War hysteria nurtures much misguided and misinformed news. Those who had little confidence in their own religious beliefs believed that any association with a Buddhist organization would be to their disadvantage. Possession of Japanese writings became suspect and a source of concern; thus, the fearful ones removed their Buddhist altarAn altar is a raised platform or stand which bears the central symbols of a religious tradition—whether in a temple, church, shrine, or home—and at which offerings are made, worship is offered, or prayers are said., destroyed their sutraA sutra is a text containing religious teachings. In the Buddhist tradition, sutras constitute one of the three canonical categories of teachings: vinaya (code of discipline), abhidharma (metaphysics), and sutra (discourses). This last category covers tho... books and burned their family albums containing photos of relatives or friends in uniform.

Therefore, the Buddhist templesBuddhist temples differ considerably from one another depending upon culture and particular school, but most are associated with the residence of the sangha of monks. Theravada temples focus on one or more images of Sakyamuni Buddha. In Mahayana and Vajra..., the hardest hit organizations, tried to function in this time of absolute turmoil. While the ProtestantProtestant is a term used for the range of reform movements that broke with the Roman Catholic Church during the period called the Reformation. There are many branches of Protestantism, including the Lutherans, Anabaptists, Anglicans, Methodists, Baptists... churchesThe term church has come to wide use to refer to the organized and gathered religious community. In the Christian tradition, church refers to the organic, interdependent “body” of Christ’s followers, the community of Christians. Secondarily, church ... and the Catholics could look to their white counterparts, the Buddhists had almost no outside support. . . .

Further adding to the problem was the hysteria and emotional upheaval created by the “anti-Japanese” racist groups and individuals who had little love for the immigrant Japanese and their children, the Nisei. Newspapers propagandized the ostensible spy and espionage activities of the Japanese people. “No Jap is to be trusted,” they said. “The only good Jap is a dead Jap.” The word “Japanese” was a dirty epithet. Being Japanese and at the same time a Buddhist was even worse. Some people had gone to the extent to say, “Even with the war, you’re still a Buddhist?”

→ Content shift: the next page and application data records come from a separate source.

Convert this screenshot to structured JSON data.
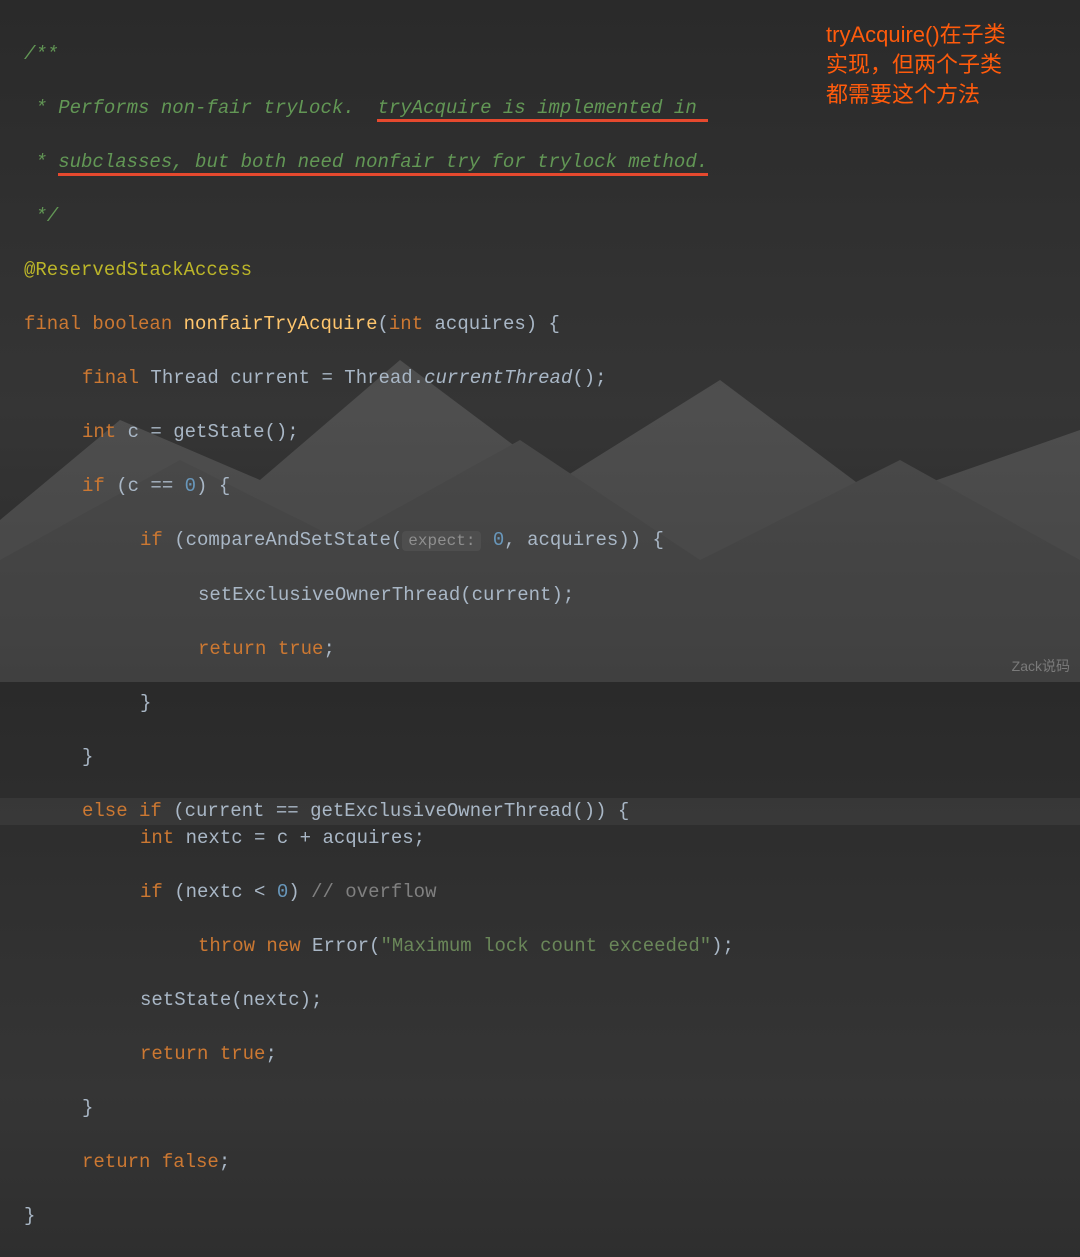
{
  "comment": {
    "l1": "/**",
    "l2_a": " * Performs non-fair tryLock.  ",
    "l2_b": "tryAcquire is implemented in ",
    "l3_a": " * ",
    "l3_b": "subclasses, but both need nonfair try for trylock method.",
    "l4": " */"
  },
  "code": {
    "annotation": "@ReservedStackAccess",
    "kw_final": "final",
    "kw_boolean": "boolean",
    "method_name": "nonfairTryAcquire",
    "kw_int": "int",
    "param": "acquires",
    "kw_final2": "final",
    "type_thread": "Thread",
    "var_current": "current",
    "eq": " = ",
    "thread_cls": "Thread",
    "dot": ".",
    "currentThread": "currentThread",
    "oc": "();",
    "kw_int2": "int",
    "var_c": "c",
    "getState": "getState",
    "if1": "if",
    "cond1": " (c == ",
    "zero": "0",
    "cond1b": ") {",
    "if2": "if",
    "cond2a": " (compareAndSetState(",
    "hint_expect": "expect:",
    "zero2": " 0",
    "cond2b": ", acquires)) {",
    "setOwner": "setExclusiveOwnerThread(current);",
    "return_true": "return",
    "true": "true",
    "semi": ";",
    "rbrace": "}",
    "else_if": "else if",
    "cond3a": " (current == ",
    "getOwner": "getExclusiveOwnerThread",
    "cond3b": "()) {",
    "kw_int3": "int",
    "nextc_decl": " nextc = c + acquires;",
    "if3": "if",
    "cond4a": " (nextc < ",
    "zero3": "0",
    "cond4b": ") ",
    "overflow_cmt": "// overflow",
    "throw": "throw",
    "new": "new",
    "error": " Error(",
    "errmsg": "\"Maximum lock count exceeded\"",
    "cparen": ");",
    "setState": "setState(nextc);",
    "return_false": "return",
    "false": "false"
  },
  "annotation_cn": {
    "l1": "tryAcquire()在子类",
    "l2": "实现，但两个子类",
    "l3": "都需要这个方法"
  },
  "watermark": "Zack说码"
}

…This was also the period when many members were thinking about changing the name “Buddhist Mission of North America” to the “Buddhist Churches of America.” The change was primarily to emphasize the word “America” and to indicate that the Jodo Shinshu organization should be representative of all the Buddhist groups.

With U.S. war losses becoming marked, the alleged submarine attack along the Santa Barbara coastal regions and further hysteria raised by blackouts, greater restrictions upon the Japanese people were being contemplated.

There are many stories of the evacuation… Certain areas already receiving rumors concerning an evacuation began to have the temple windows and doors boarded up. The shrine section of many were dismantled and the image of the AmidaAmitabha Buddha, called Emituofo in China and Amida in Japan, is the Buddha of “Infinite Light.” This Buddha is the main focus of devotion in the Pure Land school of Chinese Buddhism, and the Pure Land (Shin) and True Pure Land (Jodo Shinshu) schools ... or the scroll was taken by the resident minister, his wife, or a responsible lay leader.

[From Buddhist Churches of America, 75 Year History, 1899-1974, vol. 1 (Chicago: Nobart Inc. 1974), 61-64. Permission granted by the Buddhist Churches of America.]